But Harley-Davidson reaches everyone in one way or another – whether you’re a biker or not.
It calls out to the rebel that’s buried deep inside – encouraging you to stand up and be counted. To proudly be who you want to be. And to raise your middle finger to anyone who tries to tell you otherwise.
Even if you’re not that person, it makes you feel that you can be. And that’s powerful. A Harley-Davidson t-shirt shows the world you’re unapologetically you – whether you ride one of their bikes or not.
And that’s why Harley-Davidson is the only motorcycle brand in the world with retail stores in malls and shopping centres – none of which, incidentally, sell bikes.
A Sense Of Belonging
Most people on this planet want to feel a sense of belonging. And we do that by being a part of something bigger than ourselves.
In the world of Harley, this transpires as the Harley Owners Group (HOG.)
Over the years, this group has become so large that there are now thousands of chapters all across the world.
With regular rides, meetings, and events, nothing says comradery, brotherhood, sisterhood, or belonging, quite like looking out over a sea of people, all of whom share your beliefs, style, and concepts of the world.
And nothing says loyalty like the Harley-Davidson shield on the backs of thousands of riders at a bike meet.
Harley-Davidson Is America
Along with Jack Daniels, Coca-Cola and Disney, Harley-Davidson is America. It’s hard to think of anything more patriotically American.

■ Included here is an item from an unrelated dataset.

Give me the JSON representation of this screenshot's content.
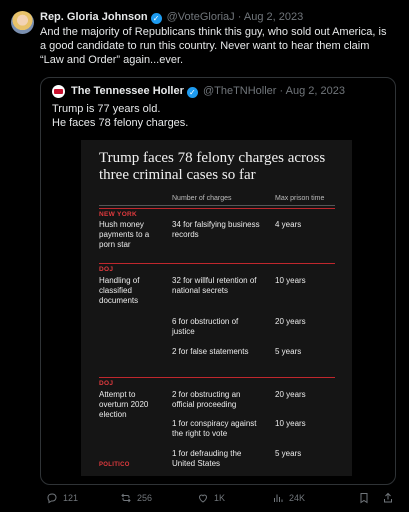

For natives, much of that has to do with history and the role Harley-Davidson played culturally as well as personally.
But from over here in the UK, the meaning is more literal.
I’ve been planning on riding across the States for a while now. And every year, something comes up, and it gets put on hold. But it will happen at some point.
I already know the route I want to take. Starting in New York, I want to tour the deep south, listen to Blues, and sample State cultures that appeal to me.
I know the roads I want to ride, the places I want to visit, and the tourist traps I want to avoid.
More than that, I know what I want to get from the trip, too.
But when it comes to the day I finally book my bike rental, you can bet your bottom dollar that I’ll be making my trip on a Harley-Davidson.
Because if you’re going to cross America on a motorcycle, it simply wouldn’t feel right doing it on anything other than… a Harley.
Top image: Jewad Alnabi